Chemero has his own flavour of ecological psychology, however. He believes it stays true to Gibson's essential framework but expands it to cope with new and important issues. The two pillars of ecological psychology, information and affordances, remain. Chapter 6 is Chemero's expanded notion of information, while Chapter 7 is his updated theory of affordances as relations (which I've covered briefly before).

Tuesday 15 March 2011

Chemero (2009), Chapter 5: Guides to Discovery

The dynamical stance laid out by Chemero in the previous chapter has a potential flaw (besides being a bit weak-ass) - it's not clear how it can serve as a guide to discovery. How do you do productive science taking this approach? Chemero is going to make two suggestions, only one of which I think works: first, he's going to suggest dynamical models such as the Haken-Kelso-Bunz (HKB) model can serve to stimulate empirical work even when they are entirely phenomenological. This approach is, I think, entirely incorrect, and this chapter is full of serious problems (only some of which are unique to Chemero). Second, he's going to suggest that Gibsonian ecological psychology can actually solve the problem much more robustly anyway, by serving as an underlying theory of behaviour. This will work better, and I would advocate Bingham's model of coordination as an exemplar of this, more promising route.

But first, the HKB model as guide to discovery (this chapter is largely the material from Chemero, 2000; I intend to turn this post into a paper to rebut that paper and point to the Bingham model as an alternative, so comments are especially welcome on this one). Time to get a little critical, I'm afraid.

Tuesday 8 March 2011

Chemero (2009), Chapter 4: The Dynamical Stance

The problem with the theory of representation Chemero settles on in the previous chapter, as we shall see, is that it makes representation unavoidable. If there are representations, then RECS fails to get off the ground (remember, the radical bit is anti-representationalism). In this chapter, Chemero identifies a path past this problem (the 'dynamical stance'), explains why it works, but then concludes with a new problem, that of how to guide future discovery.

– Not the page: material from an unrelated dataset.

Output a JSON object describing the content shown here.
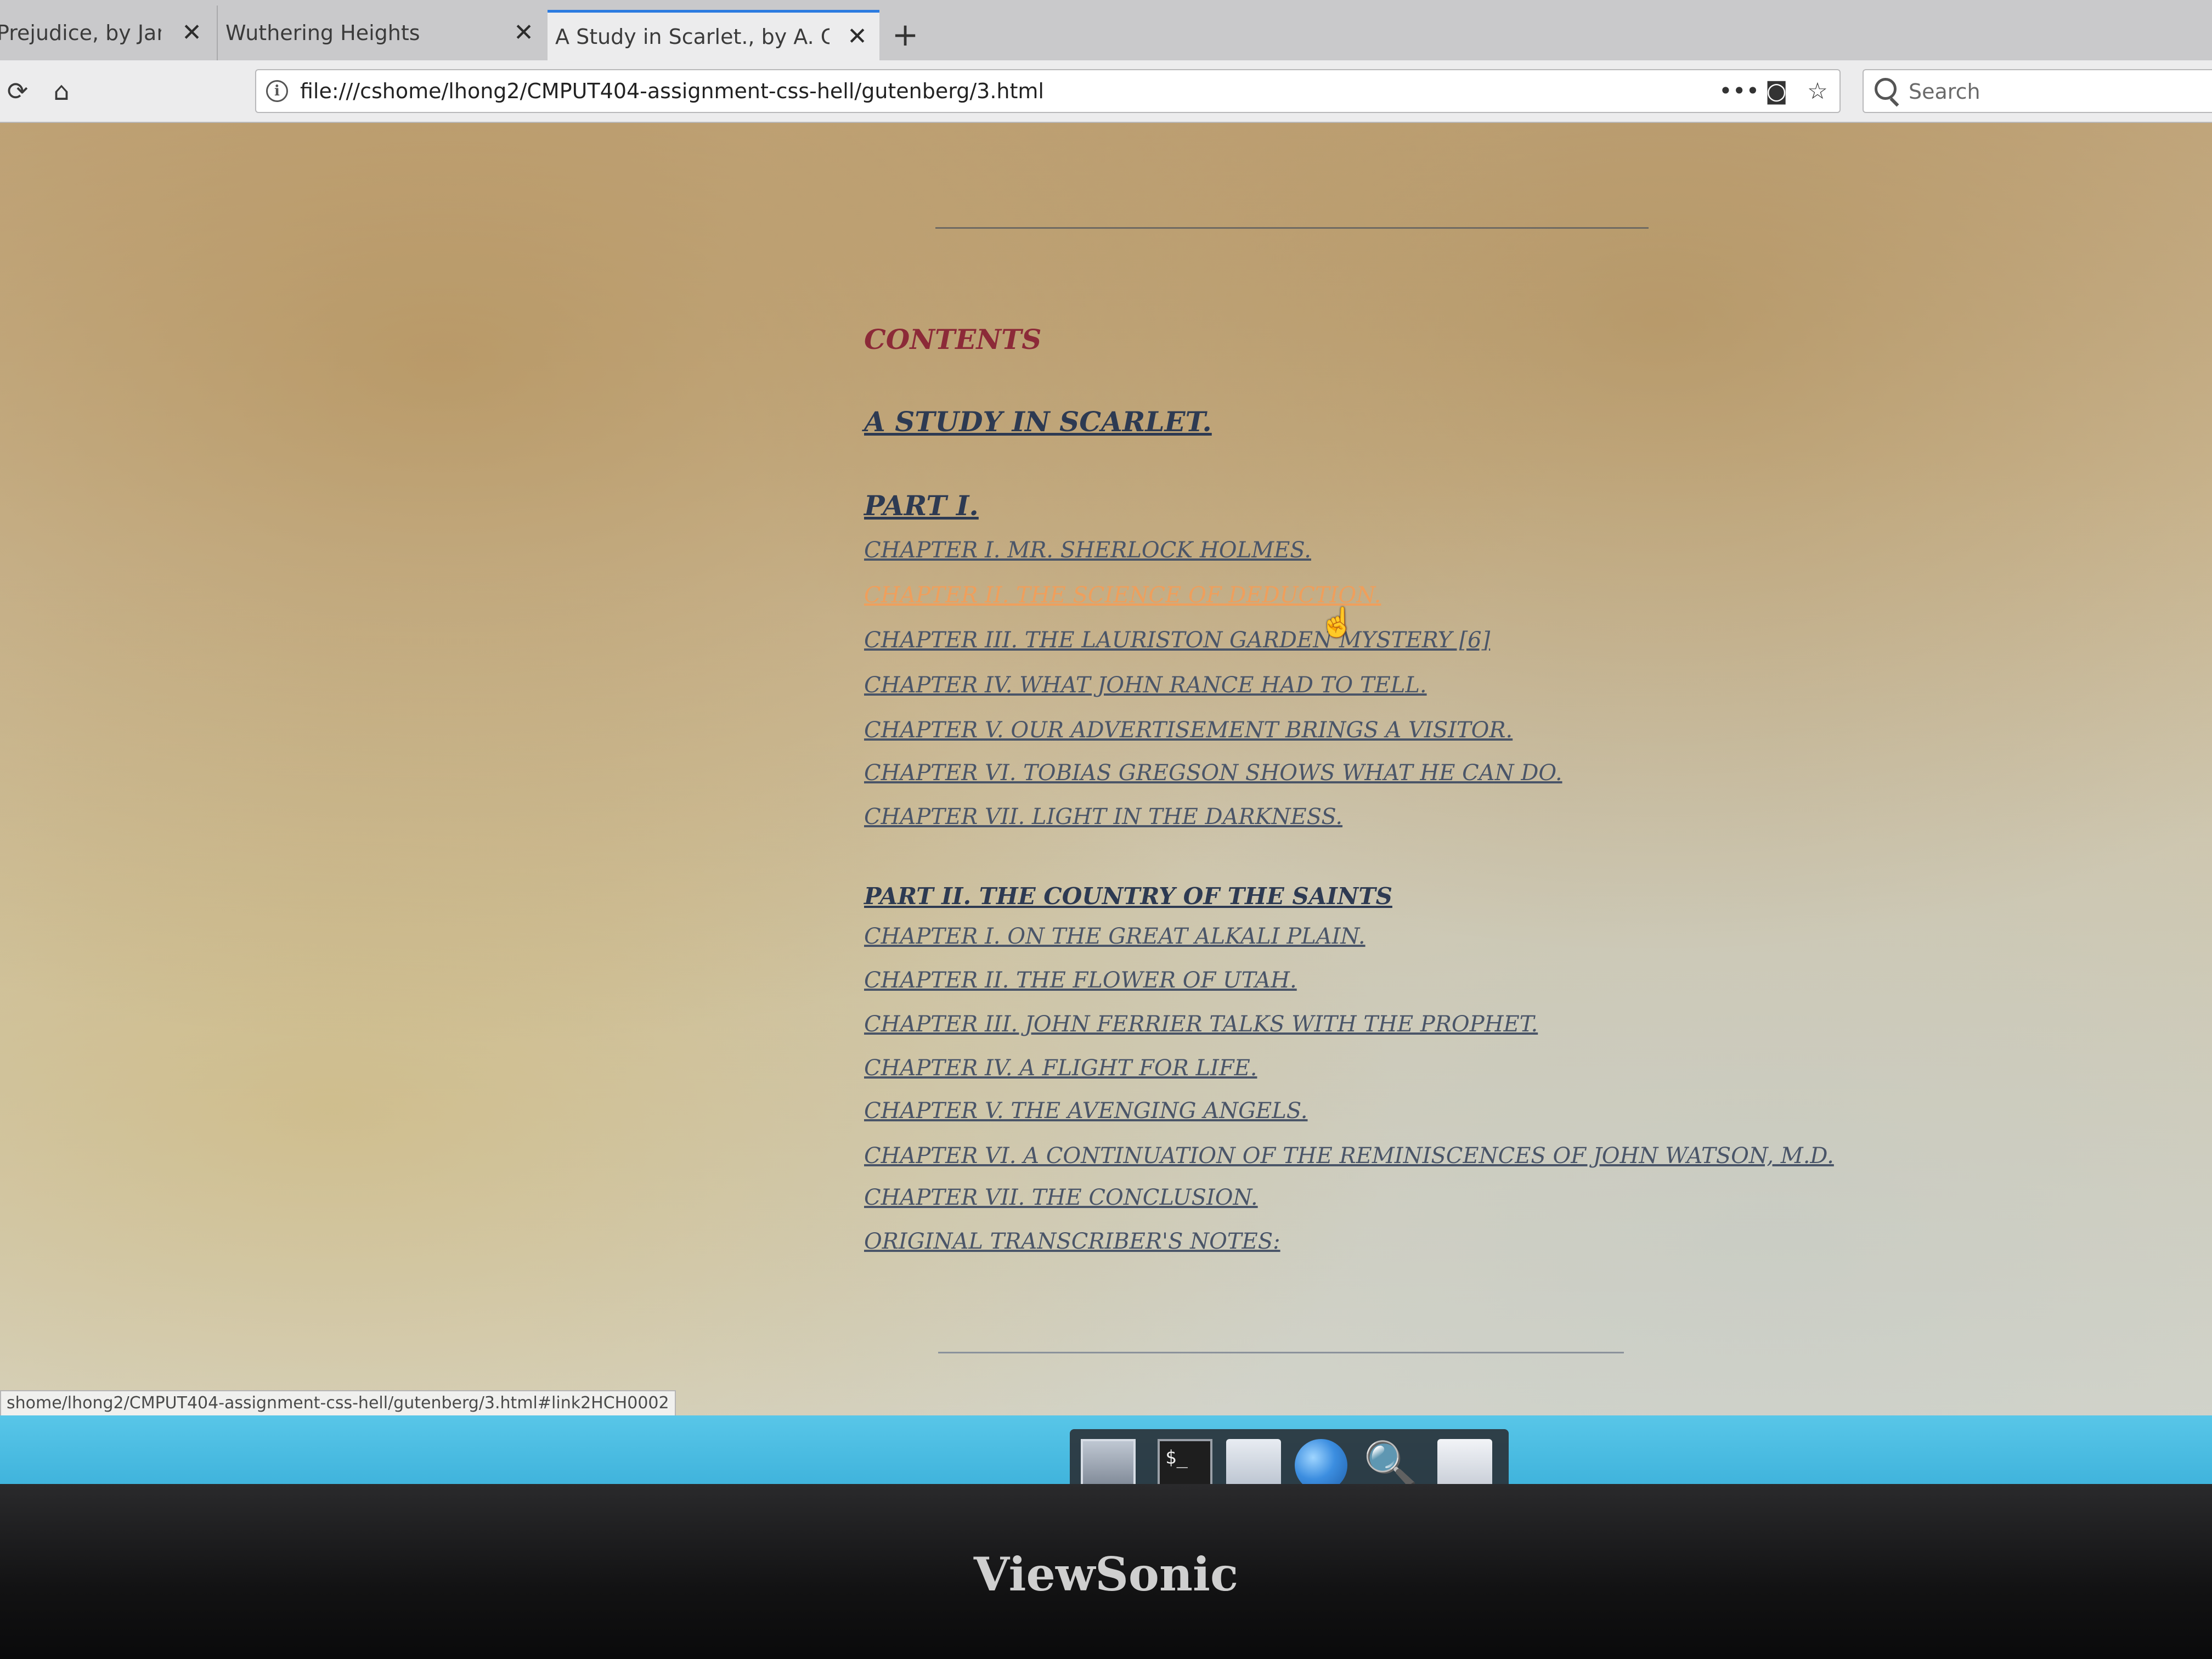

Tuesday 1 March 2011

Chemero (2009), Chapter 3: Theories of Representation

The radical part of 'radical embodied cognitive science' is anti-representationalism. Simply put, the claim is that the brain does not internally represent states of the world in any way, nor are these the basis for our experience. It's radical because to a typical cognitive scientist, the mere suggestion is ludicrous: like suggesting you do biology without genes or particle physics without Large Hadron Colliders. But this indignation is hiding a dirty little secret: mental representations are generally just assumed to exist, because of assumptions about the poverty of stimulus we supposedly face. They are theoretical entities designed to solve a problem which, frankly, might not exist. There has been a lot of theoretical work on what it means to be a representation, but most of this has occurred in philosophy and most modern experimental cognitive psychologists don't ever engage with the issue. Sabrina has talked about this a bit already here and here and here and it's likely to keep cropping up.

Chemero's third chapter lays out some basics about what a theory of representation has to look like. If you're going to be anti-representational you need something to be against that isn't a straw man. This is unfortunately difficult because the concept of representation is a moving target: if I had a dollar for every conversation I've had that included the phrase 'Oh, that's not what I mean by representation' (even when it really is), I wouldn't need to submit the grant I should be working on just now. This chapter is therefore going to look for a 'minimal case' of representation that doesn't bug too many people but that isn't too easy a target.

Strap in, this chapter's busy.